(Cryptosporidium canis, Cryptosporidium parvum)

Cryptosporidium spp. are protozoa with a wide host-range. Transmission occurs by the faecal-oral route either directly or via contaminated food and water. Puppies are most susceptible to illness. Cryptosporidium is zoonotic.

Parasite: Cryptosporidium canis, Cryptosporidium parvum
Common name: Cryptosporidium
Host: Dogs, livestock, humans
Pre-patent period: 2-14  days
Location of adults: Small intestine
Distribution: Worldwide
Transmission route: Oral (ingestion of oocysts directly or via contaminated food and water)
Zoonotic: Yes



Clinical signs

Infection with Cryptosporidium is often asymptomatic, especially in adult dogs. If clinical disease manifests, it is usually associated with young and immunosuppressed animals. Cryptosporidiosis in dogs tends to manifest as an acute bout of water diarrhoea, which usually resolves in 7-10 days but may be chronic if the host is immunocompromised.


Oocysts are challenging to identify (Fig 1). Specialized stains such as the Ziehl-Neelsen or modified acid-fast staining of direct faecal smears (SOP 6) reveal red or pink 5-6 µm oocysts (Fig 2). Commercial rapid immunodiagnostic coproantigen kits are useful in-house diagnosis. PCR-testing may be available through commercial laboratories.

Figure 1 Unstained Cryptosporidium oocyst on a faecal float. (Image credit: Dr. B. K. Linh)
Figure 2 Cryptosporidium oocyst stained using modified acid-fast staining. (Image credit: Dr. B. K. Linh)


A number of off-label drugs and regimes, for example, using azithromycin, paromomycinparomomycin, tylosin and nitazoxanide, have been used with some success for the resolution of cryptosporidiosis-related diarrhoea, however, have not been supported with controlled studies. None of these regimes has proven to result in the elimination of oocyst excretion.
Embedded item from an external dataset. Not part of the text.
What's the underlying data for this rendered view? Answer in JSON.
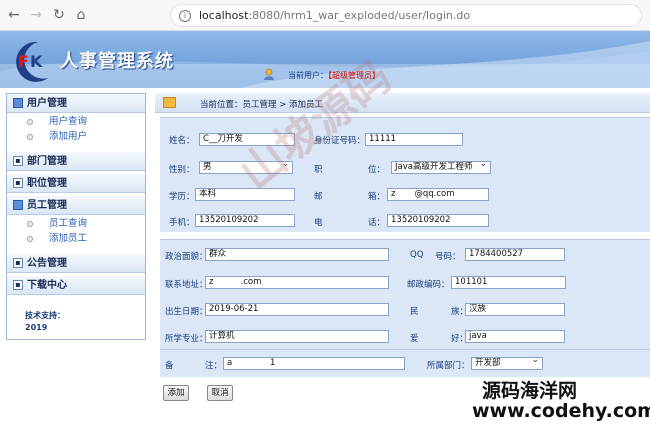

For control options, refer to the General Considerations and Recommendations section.

Public health considerations

Zoonotic transmission of C. parvum may occur in healthy individuals, with the most common source being calves and other humans. Rare cases of infection with C. canis have been reported in children or patients with immunosuppressive disorders.